Data extracted from a collection
━━━━━━━━
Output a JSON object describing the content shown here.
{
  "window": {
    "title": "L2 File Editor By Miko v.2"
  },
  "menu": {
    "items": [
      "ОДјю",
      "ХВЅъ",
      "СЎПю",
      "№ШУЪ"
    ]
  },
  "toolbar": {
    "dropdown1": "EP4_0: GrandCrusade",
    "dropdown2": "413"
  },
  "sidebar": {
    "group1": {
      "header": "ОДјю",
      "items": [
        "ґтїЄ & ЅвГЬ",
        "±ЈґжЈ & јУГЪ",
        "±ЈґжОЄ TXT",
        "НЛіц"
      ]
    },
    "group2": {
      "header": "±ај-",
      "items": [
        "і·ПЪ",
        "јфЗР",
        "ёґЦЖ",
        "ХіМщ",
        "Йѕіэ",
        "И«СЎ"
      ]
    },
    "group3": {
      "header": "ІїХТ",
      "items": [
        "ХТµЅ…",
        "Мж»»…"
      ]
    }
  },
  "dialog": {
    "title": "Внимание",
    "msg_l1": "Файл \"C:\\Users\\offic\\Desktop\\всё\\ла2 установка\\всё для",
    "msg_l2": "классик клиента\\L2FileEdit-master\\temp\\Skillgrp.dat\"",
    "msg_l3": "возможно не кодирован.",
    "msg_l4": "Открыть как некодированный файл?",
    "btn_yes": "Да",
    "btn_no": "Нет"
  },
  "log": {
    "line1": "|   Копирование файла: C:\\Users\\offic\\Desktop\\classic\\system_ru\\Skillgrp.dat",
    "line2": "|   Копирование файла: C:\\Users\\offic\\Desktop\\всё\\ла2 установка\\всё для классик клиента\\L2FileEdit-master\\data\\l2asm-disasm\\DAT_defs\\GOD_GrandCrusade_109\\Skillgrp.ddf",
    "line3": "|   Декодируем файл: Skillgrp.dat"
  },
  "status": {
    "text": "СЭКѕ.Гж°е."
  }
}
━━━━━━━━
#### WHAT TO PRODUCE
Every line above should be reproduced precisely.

#### ANSWER AREA
Output a JSON object describing the content shown here.
{
  "window": {
    "title": "L2 File Editor By Miko v.2"
  },
  "menu": {
    "items": [
      "ОДјю",
      "ХВЅъ",
      "СЎПю",
      "№ШУЪ"
    ]
  },
  "toolbar": {
    "dropdown1": "EP4_0: GrandCrusade",
    "dropdown2": "413"
  },
  "sidebar": {
    "group1": {
      "header": "ОДјю",
      "items": [
        "ґтїЄ & ЅвГЬ",
        "±ЈґжЈ & јУГЪ",
        "±ЈґжОЄ TXT",
        "НЛіц"
      ]
    },
    "group2": {
      "header": "±ај-",
      "items": [
        "і·ПЪ",
        "јфЗР",
        "ёґЦЖ",
        "ХіМщ",
        "Йѕіэ",
        "И«СЎ"
      ]
    },
    "group3": {
      "header": "ІїХТ",
      "items": [
        "ХТµЅ…",
        "Мж»»…"
      ]
    }
  },
  "dialog": {
    "title": "Внимание",
    "msg_l1": "Файл \"C:\\Users\\offic\\Desktop\\всё\\ла2 установка\\всё для",
    "msg_l2": "классик клиента\\L2FileEdit-master\\temp\\Skillgrp.dat\"",
    "msg_l3": "возможно не кодирован.",
    "msg_l4": "Открыть как некодированный файл?",
    "btn_yes": "Да",
    "btn_no": "Нет"
  },
  "log": {
    "line1": "|   Копирование файла: C:\\Users\\offic\\Desktop\\classic\\system_ru\\Skillgrp.dat",
    "line2": "|   Копирование файла: C:\\Users\\offic\\Desktop\\всё\\ла2 установка\\всё для классик клиента\\L2FileEdit-master\\data\\l2asm-disasm\\DAT_defs\\GOD_GrandCrusade_109\\Skillgrp.ddf",
    "line3": "|   Декодируем файл: Skillgrp.dat"
  },
  "status": {
    "text": "СЭКѕ.Гж°е."
  }
}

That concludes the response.